The question was asked: Is it [forbidden to conduct business with an idolater] because of the profit, or perhaps because Thou shalt not put a stumbling block before the blind? The difference would affect a case where an idolater has an animal of his own. If you say [one must not sell him one] because of profit, here, too, the profit is derived; if however you say it is because of placing a stumbling block before the blind, here, then, he has [in effect made a sacrifice to an idol] of his own.
(15) Lev. 14:14. Is the reason for forbidding business transactions with idolaters near their festivals because any profit they may derive might be made a cause for thanksgiving to the idols, to which an Israelite should not be party, or because of the means or the opportunity that might be thus afforded to the idolater of acquiring and offering an animal for sacrifice to the idols, of the prohibition of which he may be ignorant, the Israelite thus causing him to stumble
Avodah Zarah 6b

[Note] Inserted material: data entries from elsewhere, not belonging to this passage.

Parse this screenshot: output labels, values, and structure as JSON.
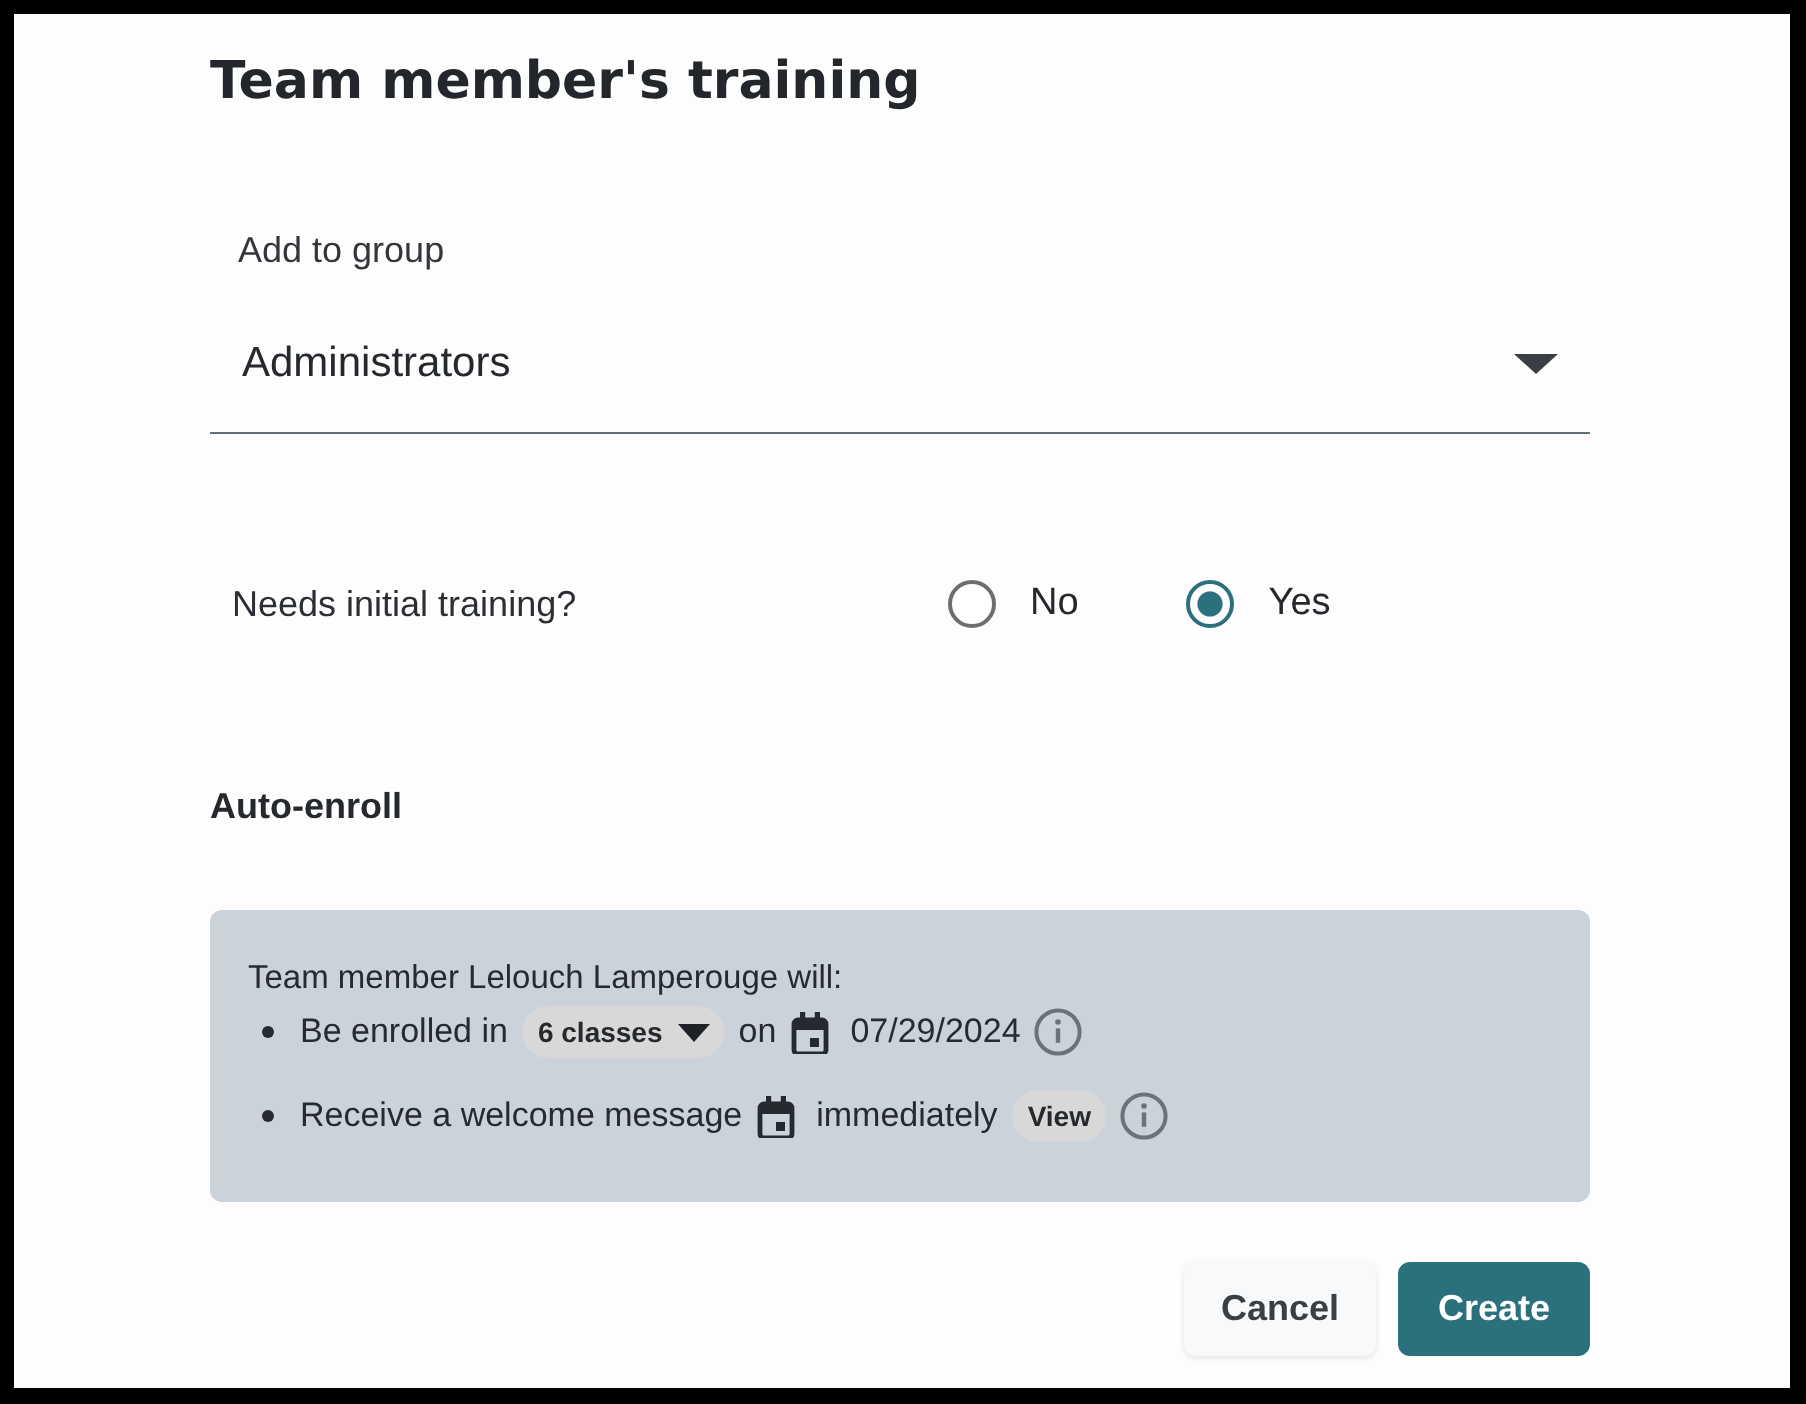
{
  "title": "Team member's training",
  "group": {
    "label": "Add to group",
    "value": "Administrators"
  },
  "initial_training": {
    "question": "Needs initial training?",
    "options": [
      {
        "label": "No",
        "selected": false
      },
      {
        "label": "Yes",
        "selected": true
      }
    ]
  },
  "auto_enroll": {
    "heading": "Auto-enroll",
    "intro": "Team member Lelouch Lamperouge will:",
    "items": [
      {
        "parts": [
          {
            "kind": "text",
            "text": "Be enrolled in"
          },
          {
            "kind": "dropdown",
            "text": "6 classes"
          },
          {
            "kind": "text",
            "text": "on"
          },
          {
            "kind": "date",
            "text": "07/29/2024"
          }
        ],
        "info": true
      },
      {
        "parts": [
          {
            "kind": "text",
            "text": "Receive a welcome message"
          },
          {
            "kind": "date",
            "text": "immediately"
          },
          {
            "kind": "button",
            "text": "View"
          }
        ],
        "info": true
      }
    ]
  },
  "buttons": [
    {
      "label": "Cancel",
      "kind": "secondary"
    },
    {
      "label": "Create",
      "kind": "primary"
    }
  ]
}
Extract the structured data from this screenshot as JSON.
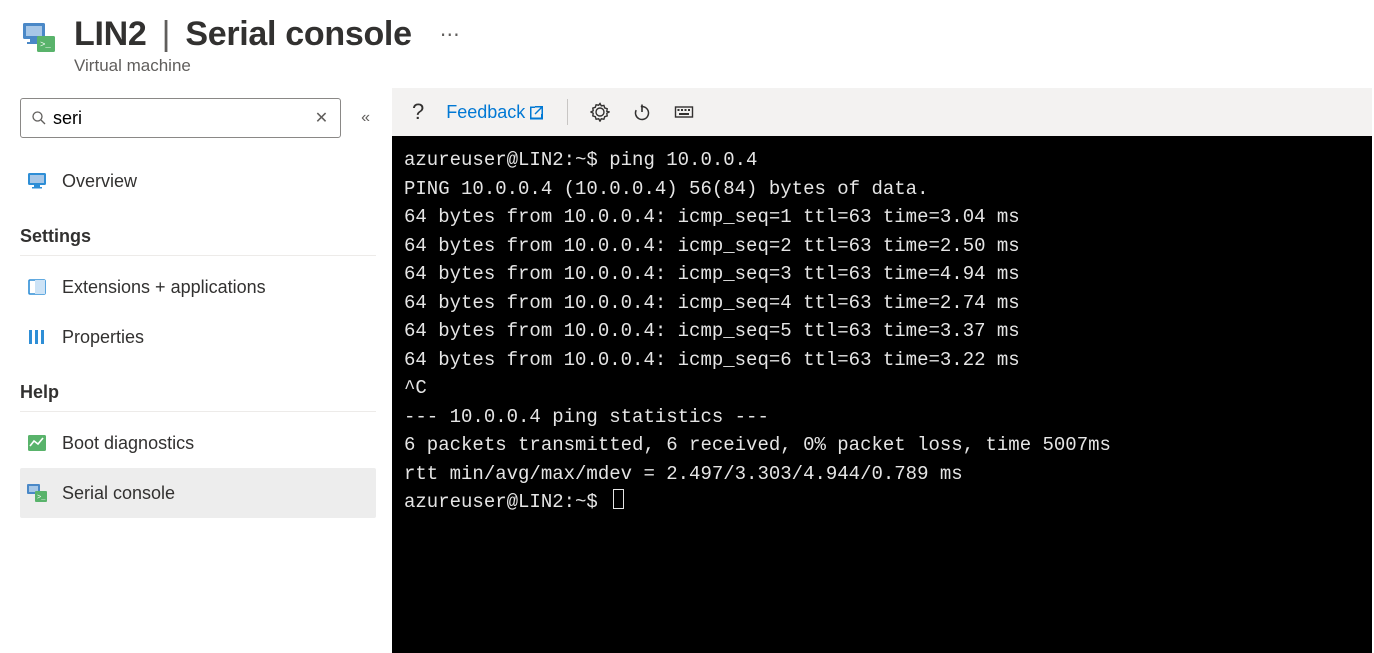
{
  "header": {
    "resource_name": "LIN2",
    "blade_name": "Serial console",
    "resource_type": "Virtual machine"
  },
  "sidebar": {
    "search_value": "seri",
    "groups": [
      {
        "heading": null,
        "items": [
          {
            "id": "overview",
            "label": "Overview",
            "icon": "monitor-icon"
          }
        ]
      },
      {
        "heading": "Settings",
        "items": [
          {
            "id": "extensions",
            "label": "Extensions + applications",
            "icon": "extension-icon"
          },
          {
            "id": "properties",
            "label": "Properties",
            "icon": "properties-icon"
          }
        ]
      },
      {
        "heading": "Help",
        "items": [
          {
            "id": "boot-diag",
            "label": "Boot diagnostics",
            "icon": "chart-icon"
          },
          {
            "id": "serial-console",
            "label": "Serial console",
            "icon": "console-icon",
            "selected": true
          }
        ]
      }
    ]
  },
  "toolbar": {
    "help_label": "?",
    "feedback_label": "Feedback"
  },
  "terminal": {
    "lines": [
      "azureuser@LIN2:~$ ping 10.0.0.4",
      "PING 10.0.0.4 (10.0.0.4) 56(84) bytes of data.",
      "64 bytes from 10.0.0.4: icmp_seq=1 ttl=63 time=3.04 ms",
      "64 bytes from 10.0.0.4: icmp_seq=2 ttl=63 time=2.50 ms",
      "64 bytes from 10.0.0.4: icmp_seq=3 ttl=63 time=4.94 ms",
      "64 bytes from 10.0.0.4: icmp_seq=4 ttl=63 time=2.74 ms",
      "64 bytes from 10.0.0.4: icmp_seq=5 ttl=63 time=3.37 ms",
      "64 bytes from 10.0.0.4: icmp_seq=6 ttl=63 time=3.22 ms",
      "^C",
      "--- 10.0.0.4 ping statistics ---",
      "6 packets transmitted, 6 received, 0% packet loss, time 5007ms",
      "rtt min/avg/max/mdev = 2.497/3.303/4.944/0.789 ms",
      "azureuser@LIN2:~$ "
    ]
  }
}
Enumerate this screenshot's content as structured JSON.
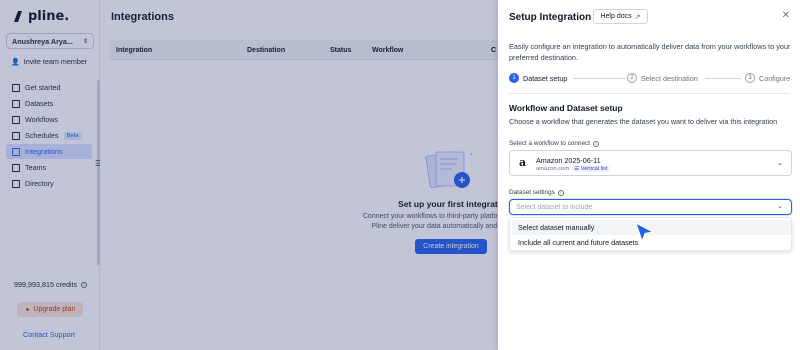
{
  "sidebar": {
    "brand": "pline.",
    "user": "Anushreya Arya...",
    "invite_label": "Invite team member",
    "items": [
      {
        "label": "Get started",
        "icon": "rocket-icon",
        "active": false
      },
      {
        "label": "Datasets",
        "icon": "dataset-icon",
        "active": false
      },
      {
        "label": "Workflows",
        "icon": "workflow-icon",
        "active": false
      },
      {
        "label": "Schedules",
        "icon": "calendar-icon",
        "active": false,
        "badge": "Beta"
      },
      {
        "label": "Integrations",
        "icon": "link-icon",
        "active": true
      },
      {
        "label": "Teams",
        "icon": "users-icon",
        "active": false
      },
      {
        "label": "Directory",
        "icon": "folder-icon",
        "active": false
      }
    ],
    "credits": "999,993,815 credits",
    "upgrade_label": "Upgrade plan",
    "contact_label": "Contact Support"
  },
  "main": {
    "title": "Integrations",
    "columns": [
      "Integration",
      "Destination",
      "Status",
      "Workflow",
      "C"
    ],
    "empty_title": "Set up your first integration",
    "empty_desc": "Connect your workflows to third-party platforms. Pline deliver your data automatically and c",
    "create_label": "Create integration"
  },
  "drawer": {
    "title": "Setup Integration",
    "help_label": "Help docs",
    "intro": "Easily configure an integration to automatically deliver data from your workflows to your preferred destination.",
    "steps": [
      {
        "num": "1",
        "label": "Dataset setup",
        "active": true
      },
      {
        "num": "2",
        "label": "Select destination",
        "active": false
      },
      {
        "num": "3",
        "label": "Configure",
        "active": false
      }
    ],
    "section_title": "Workflow and Dataset setup",
    "section_desc": "Choose a workflow that generates the dataset you want to deliver via this integration",
    "workflow_label": "Select a workflow to connect",
    "workflow": {
      "logo": "a",
      "name": "Amazon 2025-06-11",
      "domain": "amazon.com",
      "badge": "Vertical list"
    },
    "dataset_label": "Dataset settings",
    "dataset_placeholder": "Select dataset to include",
    "dataset_options": [
      "Select dataset manually",
      "Include all current and future datasets"
    ]
  },
  "colors": {
    "accent": "#2563eb",
    "overlay": "#232d6e"
  }
}
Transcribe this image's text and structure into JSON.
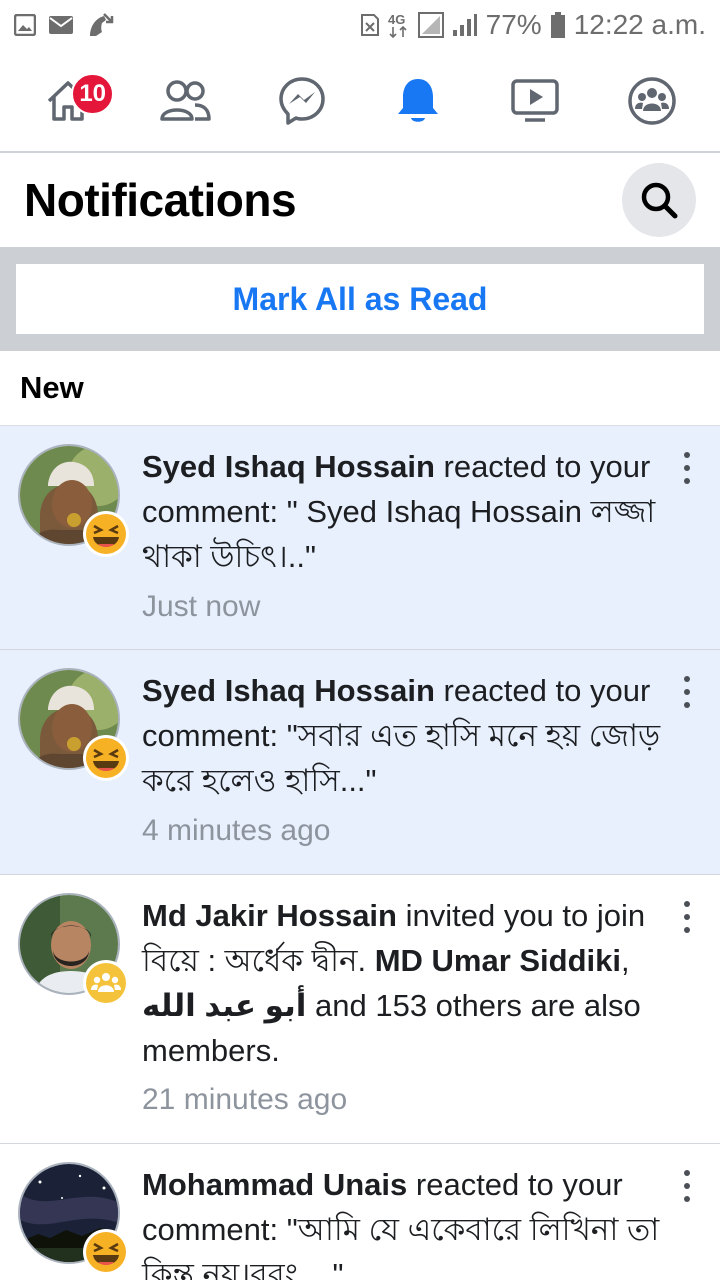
{
  "status_bar": {
    "battery_percent": "77%",
    "time": "12:22 a.m.",
    "network": "4G",
    "icons": [
      "gallery-icon",
      "mail-icon",
      "missed-call-icon",
      "sim-icon",
      "signal-icon",
      "battery-icon"
    ]
  },
  "nav": {
    "items": [
      {
        "name": "home",
        "icon": "home-icon",
        "badge": "10"
      },
      {
        "name": "friends",
        "icon": "friends-icon"
      },
      {
        "name": "messenger",
        "icon": "messenger-icon"
      },
      {
        "name": "notifications",
        "icon": "bell-icon",
        "active": true
      },
      {
        "name": "watch",
        "icon": "video-icon"
      },
      {
        "name": "groups",
        "icon": "groups-icon"
      }
    ],
    "active_color": "#1877f2"
  },
  "header": {
    "title": "Notifications"
  },
  "mark_all": {
    "label": "Mark All as Read"
  },
  "section": {
    "label": "New"
  },
  "notifications": [
    {
      "actor": "Syed Ishaq Hossain",
      "text": " reacted to your comment: \" Syed Ishaq Hossain লজ্জা থাকা উচিৎ।..\"",
      "time": "Just now",
      "reaction": "haha-icon",
      "unread": true
    },
    {
      "actor": "Syed Ishaq Hossain",
      "text": " reacted to your comment: \"সবার এত হাসি মনে হয় জোড় করে হলেও হাসি...\"",
      "time": "4 minutes ago",
      "reaction": "haha-icon",
      "unread": true
    },
    {
      "actor": "Md Jakir Hossain",
      "text_a": " invited you to join বিয়ে : অর্ধেক দ্বীন. ",
      "member1": "MD Umar Siddiki",
      "sep": ", ",
      "member2": "أبو عبد الله",
      "text_b": " and 153 others are also members.",
      "time": "21 minutes ago",
      "reaction": "group-icon",
      "unread": false
    },
    {
      "actor": "Mohammad Unais",
      "text": " reacted to your comment: \"আমি যে একেবারে লিখিনা তা কিন্তু নয়।বরং ...\"",
      "reaction": "haha-icon",
      "unread": false
    }
  ]
}
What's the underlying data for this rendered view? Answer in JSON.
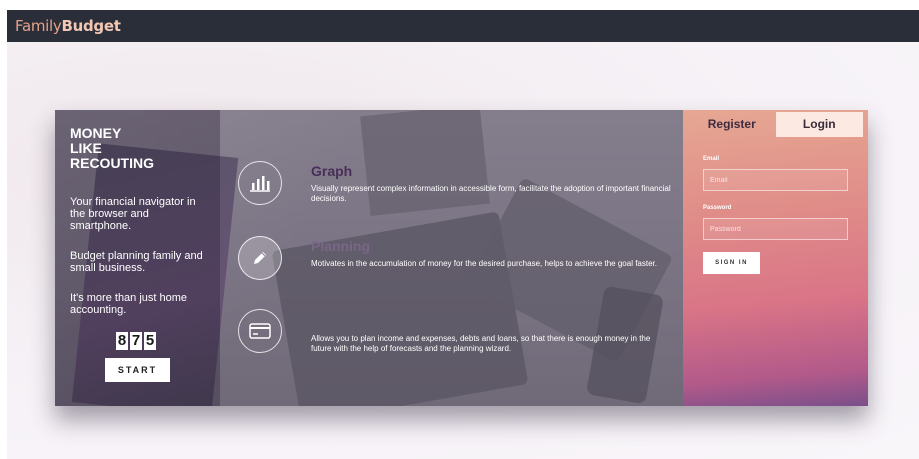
{
  "app": {
    "brand_part1": "Family",
    "brand_part2": "Budget"
  },
  "colors": {
    "topbar": "#2a2e38",
    "accent": "#e7a08a",
    "feature_title": "#4a2e5a"
  },
  "hero": {
    "title_line1": "MONEY",
    "title_line2": "LIKE",
    "title_line3": "RECOUTING",
    "text1": "Your financial navigator in the browser and smartphone.",
    "text2": "Budget planning family and small business.",
    "text3": "It's more than just home accounting.",
    "counter_digits": [
      "8",
      "7",
      "5"
    ],
    "start_label": "START"
  },
  "features": [
    {
      "icon": "bar-chart-icon",
      "title": "Graph",
      "description": "Visually represent complex information in accessible form, facilitate the adoption of important financial decisions."
    },
    {
      "icon": "pencil-icon",
      "title": "Planning",
      "description": "Motivates in the accumulation of money for the desired purchase, helps to achieve the goal faster."
    },
    {
      "icon": "credit-card-icon",
      "title": "",
      "description": "Allows you to plan income and expenses, debts and loans, so that there is enough money in the future with the help of forecasts and the planning wizard."
    }
  ],
  "auth": {
    "tab_register": "Register",
    "tab_login": "Login",
    "email_label": "Email",
    "email_placeholder": "Email",
    "password_label": "Password",
    "password_placeholder": "Password",
    "signin_label": "SIGN IN"
  }
}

The question was asked: What if one did transact business? R. Johanan says: [The proceeds of] the transaction are forbidden. R. Simeon b. Lakish says [the proceeds of] the transaction are permitted. R. Johanan cited [the following as] an argument against Resh Lakish: As to the festivals of idolaters, if one transacts any business [the proceeds] are forbidden. Does not this refer to [the period] preceding the festivals? No, [it refers to] the festival exclusively